TASK TO CARRY OUT: Please reproduce the records, omitting nothing and changing nothing.

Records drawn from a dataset
---*---
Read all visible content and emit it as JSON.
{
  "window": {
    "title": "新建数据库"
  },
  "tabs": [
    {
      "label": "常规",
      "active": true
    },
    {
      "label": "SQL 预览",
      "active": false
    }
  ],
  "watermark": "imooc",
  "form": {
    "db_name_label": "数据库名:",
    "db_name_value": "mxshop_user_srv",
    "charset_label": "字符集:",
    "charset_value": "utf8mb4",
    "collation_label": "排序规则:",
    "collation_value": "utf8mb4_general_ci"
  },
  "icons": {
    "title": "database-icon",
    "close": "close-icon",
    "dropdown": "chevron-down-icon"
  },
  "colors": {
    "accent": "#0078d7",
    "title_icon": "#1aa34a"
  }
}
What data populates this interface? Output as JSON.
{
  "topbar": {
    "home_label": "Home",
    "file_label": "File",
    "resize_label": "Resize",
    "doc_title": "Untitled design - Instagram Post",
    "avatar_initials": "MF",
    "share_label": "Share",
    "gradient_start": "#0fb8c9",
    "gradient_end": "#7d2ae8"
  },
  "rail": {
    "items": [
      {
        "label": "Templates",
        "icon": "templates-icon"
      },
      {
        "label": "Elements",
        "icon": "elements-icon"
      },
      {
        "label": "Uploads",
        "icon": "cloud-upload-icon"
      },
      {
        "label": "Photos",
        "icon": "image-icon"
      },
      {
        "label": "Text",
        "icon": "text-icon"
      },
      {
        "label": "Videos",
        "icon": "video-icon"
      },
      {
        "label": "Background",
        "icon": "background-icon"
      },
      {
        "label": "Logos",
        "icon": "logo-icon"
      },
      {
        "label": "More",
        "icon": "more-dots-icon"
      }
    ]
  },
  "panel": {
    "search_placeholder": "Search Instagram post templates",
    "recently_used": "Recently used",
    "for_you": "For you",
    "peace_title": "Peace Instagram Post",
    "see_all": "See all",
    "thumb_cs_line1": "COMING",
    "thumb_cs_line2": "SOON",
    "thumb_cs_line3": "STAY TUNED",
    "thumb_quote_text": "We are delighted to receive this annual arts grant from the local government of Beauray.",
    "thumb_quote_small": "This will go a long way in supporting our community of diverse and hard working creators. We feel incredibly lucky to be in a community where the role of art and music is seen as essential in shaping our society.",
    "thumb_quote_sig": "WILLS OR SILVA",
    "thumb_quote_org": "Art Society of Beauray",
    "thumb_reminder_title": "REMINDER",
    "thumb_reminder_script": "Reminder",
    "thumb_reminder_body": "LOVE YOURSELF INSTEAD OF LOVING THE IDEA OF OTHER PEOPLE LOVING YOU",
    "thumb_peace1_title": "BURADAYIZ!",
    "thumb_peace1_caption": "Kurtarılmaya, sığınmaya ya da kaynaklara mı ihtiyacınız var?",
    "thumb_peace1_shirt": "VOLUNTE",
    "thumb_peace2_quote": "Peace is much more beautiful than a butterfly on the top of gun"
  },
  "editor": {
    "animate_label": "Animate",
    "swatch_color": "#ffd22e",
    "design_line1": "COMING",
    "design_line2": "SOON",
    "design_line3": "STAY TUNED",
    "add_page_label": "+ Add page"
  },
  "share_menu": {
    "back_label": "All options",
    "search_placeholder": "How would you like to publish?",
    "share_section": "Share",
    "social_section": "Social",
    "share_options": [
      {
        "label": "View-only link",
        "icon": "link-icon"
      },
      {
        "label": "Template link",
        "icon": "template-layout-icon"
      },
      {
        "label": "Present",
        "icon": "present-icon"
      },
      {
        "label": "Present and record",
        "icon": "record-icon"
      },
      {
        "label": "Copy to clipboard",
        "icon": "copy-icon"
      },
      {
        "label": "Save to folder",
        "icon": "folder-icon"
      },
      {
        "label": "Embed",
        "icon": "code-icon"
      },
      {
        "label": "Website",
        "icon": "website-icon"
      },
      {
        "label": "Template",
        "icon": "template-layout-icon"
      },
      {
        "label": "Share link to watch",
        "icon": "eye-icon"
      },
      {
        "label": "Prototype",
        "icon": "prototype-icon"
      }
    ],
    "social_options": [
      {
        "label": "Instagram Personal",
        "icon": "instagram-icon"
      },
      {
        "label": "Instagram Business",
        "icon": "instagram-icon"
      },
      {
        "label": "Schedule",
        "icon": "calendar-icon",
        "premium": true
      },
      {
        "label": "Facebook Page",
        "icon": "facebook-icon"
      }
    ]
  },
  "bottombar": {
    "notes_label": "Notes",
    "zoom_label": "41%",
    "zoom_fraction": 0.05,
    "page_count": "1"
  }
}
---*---
RESULT FOR THIS TASK:
Read all visible content and emit it as JSON.
{
  "window": {
    "title": "新建数据库"
  },
  "tabs": [
    {
      "label": "常规",
      "active": true
    },
    {
      "label": "SQL 预览",
      "active": false
    }
  ],
  "watermark": "imooc",
  "form": {
    "db_name_label": "数据库名:",
    "db_name_value": "mxshop_user_srv",
    "charset_label": "字符集:",
    "charset_value": "utf8mb4",
    "collation_label": "排序规则:",
    "collation_value": "utf8mb4_general_ci"
  },
  "icons": {
    "title": "database-icon",
    "close": "close-icon",
    "dropdown": "chevron-down-icon"
  },
  "colors": {
    "accent": "#0078d7",
    "title_icon": "#1aa34a"
  }
}
What data populates this interface? Output as JSON.
{
  "topbar": {
    "home_label": "Home",
    "file_label": "File",
    "resize_label": "Resize",
    "doc_title": "Untitled design - Instagram Post",
    "avatar_initials": "MF",
    "share_label": "Share",
    "gradient_start": "#0fb8c9",
    "gradient_end": "#7d2ae8"
  },
  "rail": {
    "items": [
      {
        "label": "Templates",
        "icon": "templates-icon"
      },
      {
        "label": "Elements",
        "icon": "elements-icon"
      },
      {
        "label": "Uploads",
        "icon": "cloud-upload-icon"
      },
      {
        "label": "Photos",
        "icon": "image-icon"
      },
      {
        "label": "Text",
        "icon": "text-icon"
      },
      {
        "label": "Videos",
        "icon": "video-icon"
      },
      {
        "label": "Background",
        "icon": "background-icon"
      },
      {
        "label": "Logos",
        "icon": "logo-icon"
      },
      {
        "label": "More",
        "icon": "more-dots-icon"
      }
    ]
  },
  "panel": {
    "search_placeholder": "Search Instagram post templates",
    "recently_used": "Recently used",
    "for_you": "For you",
    "peace_title": "Peace Instagram Post",
    "see_all": "See all",
    "thumb_cs_line1": "COMING",
    "thumb_cs_line2": "SOON",
    "thumb_cs_line3": "STAY TUNED",
    "thumb_quote_text": "We are delighted to receive this annual arts grant from the local government of Beauray.",
    "thumb_quote_small": "This will go a long way in supporting our community of diverse and hard working creators. We feel incredibly lucky to be in a community where the role of art and music is seen as essential in shaping our society.",
    "thumb_quote_sig": "WILLS OR SILVA",
    "thumb_quote_org": "Art Society of Beauray",
    "thumb_reminder_title": "REMINDER",
    "thumb_reminder_script": "Reminder",
    "thumb_reminder_body": "LOVE YOURSELF INSTEAD OF LOVING THE IDEA OF OTHER PEOPLE LOVING YOU",
    "thumb_peace1_title": "BURADAYIZ!",
    "thumb_peace1_caption": "Kurtarılmaya, sığınmaya ya da kaynaklara mı ihtiyacınız var?",
    "thumb_peace1_shirt": "VOLUNTE",
    "thumb_peace2_quote": "Peace is much more beautiful than a butterfly on the top of gun"
  },
  "editor": {
    "animate_label": "Animate",
    "swatch_color": "#ffd22e",
    "design_line1": "COMING",
    "design_line2": "SOON",
    "design_line3": "STAY TUNED",
    "add_page_label": "+ Add page"
  },
  "share_menu": {
    "back_label": "All options",
    "search_placeholder": "How would you like to publish?",
    "share_section": "Share",
    "social_section": "Social",
    "share_options": [
      {
        "label": "View-only link",
        "icon": "link-icon"
      },
      {
        "label": "Template link",
        "icon": "template-layout-icon"
      },
      {
        "label": "Present",
        "icon": "present-icon"
      },
      {
        "label": "Present and record",
        "icon": "record-icon"
      },
      {
        "label": "Copy to clipboard",
        "icon": "copy-icon"
      },
      {
        "label": "Save to folder",
        "icon": "folder-icon"
      },
      {
        "label": "Embed",
        "icon": "code-icon"
      },
      {
        "label": "Website",
        "icon": "website-icon"
      },
      {
        "label": "Template",
        "icon": "template-layout-icon"
      },
      {
        "label": "Share link to watch",
        "icon": "eye-icon"
      },
      {
        "label": "Prototype",
        "icon": "prototype-icon"
      }
    ],
    "social_options": [
      {
        "label": "Instagram Personal",
        "icon": "instagram-icon"
      },
      {
        "label": "Instagram Business",
        "icon": "instagram-icon"
      },
      {
        "label": "Schedule",
        "icon": "calendar-icon",
        "premium": true
      },
      {
        "label": "Facebook Page",
        "icon": "facebook-icon"
      }
    ]
  },
  "bottombar": {
    "notes_label": "Notes",
    "zoom_label": "41%",
    "zoom_fraction": 0.05,
    "page_count": "1"
  }
}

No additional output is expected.